Content starts

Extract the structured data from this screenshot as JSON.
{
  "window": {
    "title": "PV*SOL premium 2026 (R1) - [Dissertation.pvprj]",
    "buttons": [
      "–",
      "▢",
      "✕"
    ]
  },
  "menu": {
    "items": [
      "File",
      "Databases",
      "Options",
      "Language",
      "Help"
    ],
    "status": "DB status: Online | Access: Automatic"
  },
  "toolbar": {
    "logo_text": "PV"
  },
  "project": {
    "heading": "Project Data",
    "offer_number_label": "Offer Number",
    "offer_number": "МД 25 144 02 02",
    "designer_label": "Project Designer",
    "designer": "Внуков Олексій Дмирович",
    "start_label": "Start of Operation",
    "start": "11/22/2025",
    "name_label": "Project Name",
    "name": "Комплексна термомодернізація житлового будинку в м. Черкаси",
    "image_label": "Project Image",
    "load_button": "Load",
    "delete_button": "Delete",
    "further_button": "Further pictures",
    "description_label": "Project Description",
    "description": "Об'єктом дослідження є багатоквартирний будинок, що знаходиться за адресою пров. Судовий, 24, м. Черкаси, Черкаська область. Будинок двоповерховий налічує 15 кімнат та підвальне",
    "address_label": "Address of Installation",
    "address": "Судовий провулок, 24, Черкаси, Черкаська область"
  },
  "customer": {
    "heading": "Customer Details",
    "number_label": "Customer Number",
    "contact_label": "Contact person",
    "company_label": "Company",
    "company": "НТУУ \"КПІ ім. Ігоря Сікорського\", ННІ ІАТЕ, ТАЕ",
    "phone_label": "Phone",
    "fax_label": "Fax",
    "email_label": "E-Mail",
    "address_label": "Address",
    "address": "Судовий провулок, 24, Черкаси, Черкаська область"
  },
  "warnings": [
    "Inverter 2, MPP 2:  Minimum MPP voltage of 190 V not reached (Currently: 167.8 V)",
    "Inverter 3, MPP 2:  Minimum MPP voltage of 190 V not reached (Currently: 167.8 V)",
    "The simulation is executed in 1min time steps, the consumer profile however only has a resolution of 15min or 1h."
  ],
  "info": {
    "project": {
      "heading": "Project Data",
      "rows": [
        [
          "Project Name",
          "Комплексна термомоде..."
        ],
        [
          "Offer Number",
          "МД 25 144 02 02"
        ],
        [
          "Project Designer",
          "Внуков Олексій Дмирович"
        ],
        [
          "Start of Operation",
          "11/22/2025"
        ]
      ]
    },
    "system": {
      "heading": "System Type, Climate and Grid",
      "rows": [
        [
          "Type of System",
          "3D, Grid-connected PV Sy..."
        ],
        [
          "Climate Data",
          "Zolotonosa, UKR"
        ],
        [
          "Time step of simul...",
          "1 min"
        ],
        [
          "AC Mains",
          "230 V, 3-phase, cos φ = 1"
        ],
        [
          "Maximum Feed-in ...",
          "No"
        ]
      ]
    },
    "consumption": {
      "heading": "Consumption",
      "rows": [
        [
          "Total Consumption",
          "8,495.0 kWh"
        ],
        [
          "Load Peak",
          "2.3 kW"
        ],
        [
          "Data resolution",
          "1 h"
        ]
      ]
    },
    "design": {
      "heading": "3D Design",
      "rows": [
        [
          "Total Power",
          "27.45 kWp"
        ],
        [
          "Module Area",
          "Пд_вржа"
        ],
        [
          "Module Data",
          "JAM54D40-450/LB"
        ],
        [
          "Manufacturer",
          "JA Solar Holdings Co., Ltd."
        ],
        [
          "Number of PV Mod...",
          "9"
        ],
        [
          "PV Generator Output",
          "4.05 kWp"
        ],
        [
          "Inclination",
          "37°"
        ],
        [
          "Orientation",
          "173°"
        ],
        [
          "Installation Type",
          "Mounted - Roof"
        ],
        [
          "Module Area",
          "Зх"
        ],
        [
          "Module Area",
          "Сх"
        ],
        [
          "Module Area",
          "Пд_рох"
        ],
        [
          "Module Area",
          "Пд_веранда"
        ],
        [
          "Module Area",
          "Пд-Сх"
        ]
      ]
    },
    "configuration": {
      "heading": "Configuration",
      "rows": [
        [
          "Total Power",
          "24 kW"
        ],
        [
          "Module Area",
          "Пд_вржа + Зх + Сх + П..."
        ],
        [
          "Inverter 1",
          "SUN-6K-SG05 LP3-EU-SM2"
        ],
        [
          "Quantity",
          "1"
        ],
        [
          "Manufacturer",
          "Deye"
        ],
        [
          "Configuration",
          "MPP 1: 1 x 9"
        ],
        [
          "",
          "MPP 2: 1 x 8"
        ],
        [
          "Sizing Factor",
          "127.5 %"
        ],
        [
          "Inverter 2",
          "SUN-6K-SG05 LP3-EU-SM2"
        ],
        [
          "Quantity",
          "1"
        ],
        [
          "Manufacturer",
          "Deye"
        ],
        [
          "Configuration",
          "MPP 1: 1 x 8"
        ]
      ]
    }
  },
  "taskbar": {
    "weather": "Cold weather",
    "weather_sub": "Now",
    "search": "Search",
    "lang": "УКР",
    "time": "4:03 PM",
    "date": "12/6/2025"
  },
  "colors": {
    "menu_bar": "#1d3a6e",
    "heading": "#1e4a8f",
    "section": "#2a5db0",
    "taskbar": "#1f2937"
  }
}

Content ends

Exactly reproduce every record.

Extract the structured data from this screenshot as JSON.
{
  "window": {
    "title": "PV*SOL premium 2026 (R1) - [Dissertation.pvprj]",
    "buttons": [
      "–",
      "▢",
      "✕"
    ]
  },
  "menu": {
    "items": [
      "File",
      "Databases",
      "Options",
      "Language",
      "Help"
    ],
    "status": "DB status: Online | Access: Automatic"
  },
  "toolbar": {
    "logo_text": "PV"
  },
  "project": {
    "heading": "Project Data",
    "offer_number_label": "Offer Number",
    "offer_number": "МД 25 144 02 02",
    "designer_label": "Project Designer",
    "designer": "Внуков Олексій Дмирович",
    "start_label": "Start of Operation",
    "start": "11/22/2025",
    "name_label": "Project Name",
    "name": "Комплексна термомодернізація житлового будинку в м. Черкаси",
    "image_label": "Project Image",
    "load_button": "Load",
    "delete_button": "Delete",
    "further_button": "Further pictures",
    "description_label": "Project Description",
    "description": "Об'єктом дослідження є багатоквартирний будинок, що знаходиться за адресою пров. Судовий, 24, м. Черкаси, Черкаська область. Будинок двоповерховий налічує 15 кімнат та підвальне",
    "address_label": "Address of Installation",
    "address": "Судовий провулок, 24, Черкаси, Черкаська область"
  },
  "customer": {
    "heading": "Customer Details",
    "number_label": "Customer Number",
    "contact_label": "Contact person",
    "company_label": "Company",
    "company": "НТУУ \"КПІ ім. Ігоря Сікорського\", ННІ ІАТЕ, ТАЕ",
    "phone_label": "Phone",
    "fax_label": "Fax",
    "email_label": "E-Mail",
    "address_label": "Address",
    "address": "Судовий провулок, 24, Черкаси, Черкаська область"
  },
  "warnings": [
    "Inverter 2, MPP 2:  Minimum MPP voltage of 190 V not reached (Currently: 167.8 V)",
    "Inverter 3, MPP 2:  Minimum MPP voltage of 190 V not reached (Currently: 167.8 V)",
    "The simulation is executed in 1min time steps, the consumer profile however only has a resolution of 15min or 1h."
  ],
  "info": {
    "project": {
      "heading": "Project Data",
      "rows": [
        [
          "Project Name",
          "Комплексна термомоде..."
        ],
        [
          "Offer Number",
          "МД 25 144 02 02"
        ],
        [
          "Project Designer",
          "Внуков Олексій Дмирович"
        ],
        [
          "Start of Operation",
          "11/22/2025"
        ]
      ]
    },
    "system": {
      "heading": "System Type, Climate and Grid",
      "rows": [
        [
          "Type of System",
          "3D, Grid-connected PV Sy..."
        ],
        [
          "Climate Data",
          "Zolotonosa, UKR"
        ],
        [
          "Time step of simul...",
          "1 min"
        ],
        [
          "AC Mains",
          "230 V, 3-phase, cos φ = 1"
        ],
        [
          "Maximum Feed-in ...",
          "No"
        ]
      ]
    },
    "consumption": {
      "heading": "Consumption",
      "rows": [
        [
          "Total Consumption",
          "8,495.0 kWh"
        ],
        [
          "Load Peak",
          "2.3 kW"
        ],
        [
          "Data resolution",
          "1 h"
        ]
      ]
    },
    "design": {
      "heading": "3D Design",
      "rows": [
        [
          "Total Power",
          "27.45 kWp"
        ],
        [
          "Module Area",
          "Пд_вржа"
        ],
        [
          "Module Data",
          "JAM54D40-450/LB"
        ],
        [
          "Manufacturer",
          "JA Solar Holdings Co., Ltd."
        ],
        [
          "Number of PV Mod...",
          "9"
        ],
        [
          "PV Generator Output",
          "4.05 kWp"
        ],
        [
          "Inclination",
          "37°"
        ],
        [
          "Orientation",
          "173°"
        ],
        [
          "Installation Type",
          "Mounted - Roof"
        ],
        [
          "Module Area",
          "Зх"
        ],
        [
          "Module Area",
          "Сх"
        ],
        [
          "Module Area",
          "Пд_рох"
        ],
        [
          "Module Area",
          "Пд_веранда"
        ],
        [
          "Module Area",
          "Пд-Сх"
        ]
      ]
    },
    "configuration": {
      "heading": "Configuration",
      "rows": [
        [
          "Total Power",
          "24 kW"
        ],
        [
          "Module Area",
          "Пд_вржа + Зх + Сх + П..."
        ],
        [
          "Inverter 1",
          "SUN-6K-SG05 LP3-EU-SM2"
        ],
        [
          "Quantity",
          "1"
        ],
        [
          "Manufacturer",
          "Deye"
        ],
        [
          "Configuration",
          "MPP 1: 1 x 9"
        ],
        [
          "",
          "MPP 2: 1 x 8"
        ],
        [
          "Sizing Factor",
          "127.5 %"
        ],
        [
          "Inverter 2",
          "SUN-6K-SG05 LP3-EU-SM2"
        ],
        [
          "Quantity",
          "1"
        ],
        [
          "Manufacturer",
          "Deye"
        ],
        [
          "Configuration",
          "MPP 1: 1 x 8"
        ]
      ]
    }
  },
  "taskbar": {
    "weather": "Cold weather",
    "weather_sub": "Now",
    "search": "Search",
    "lang": "УКР",
    "time": "4:03 PM",
    "date": "12/6/2025"
  },
  "colors": {
    "menu_bar": "#1d3a6e",
    "heading": "#1e4a8f",
    "section": "#2a5db0",
    "taskbar": "#1f2937"
  }
}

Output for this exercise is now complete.